Netflix is in the rare position of floundering a bit right now, financially speaking. And some of you freeloaders who poke fun at other people’s Netflix account passwords are partly to blame.
The problem here is that Netflix may have finally hit a ceiling on the rocket of a growth trajectory it’s been on for years. After more than a decade, the streamer is finally reporting a quarterly subscriber loss for the first time. And in the next quarter, he expects the exodus of subscribers to be even greater. That’s why Netflix is now telegraphing, to anyone who needs to hear this, that it’s ready to clamp down on cheaters.
Plus: the numbers on this matter are far more important than you might think.
How many people share Netflix accounts?
Netflix said in its latest quarterly letter to shareholders this week that in addition to its 222 million paid subscribers, “we estimate Netflix is shared with over 100 million additional households.” Including more than 30 million in the US-Canadian Netflix market.
That’s a staggering number of people who have been allowed to get away with streaming stranger things and Bridgerton for free, using someone else’s Netflix account, all this time. Meanwhile, data from a new study (via Time2Play) breaks down the numbers even further here.
- The average follower who shares their the password does so with 2.3 people living outside their household.
- 79% of those who use someone else the password say they won’t have their own account if Netflix ends the password share.
- 28.8% of Netflix watchers also report using illegal sources for some of their viewing.
What happens now?
Social media users, meanwhile, are having fun creating memes and viral posts that ridicule Netflix. Specifically, the posts suggest that cracking down on password sharing ignores even bigger issues.
From Netflix’s perspective, the company believes it’s fair to ask subscribers “to pay a little more to share the service outside of their homes,” Netflix Chief Product Officer Greg Peters said in an interview. video with JP Morgan analyst Doug Anmuth.
As an example, Peters mentioned a hypothetical subscriber sharing their Netflix account with a sibling in another state. The idea is to ask that person to pay a little extra to do it. “We’re trying to find a balanced approach here, a consumer-centric approach,” he said.
The important thing to know here is that Netflix has an eye on how to tackle freeloaders in a way that doesn’t exacerbate subscriber losses. But that also forces people in markets like the United States to pay what they owe.

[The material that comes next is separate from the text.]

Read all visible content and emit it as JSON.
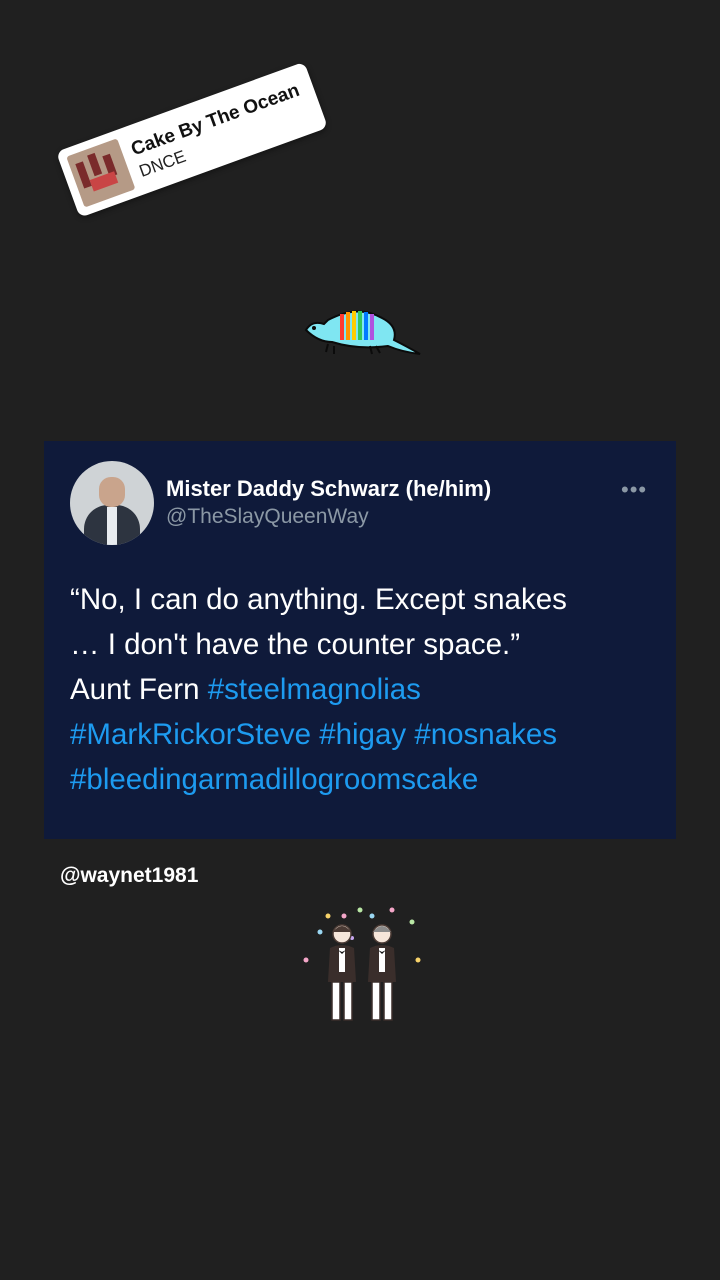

“I think we’re going to spend about a year iterating and then rolling out all of that to get this solution launched globally, including in markets like the United States,” Peters said.
More Netflix coverage: For more Netflix news, check out our coverage of the latest new Netflix movies and series to watch.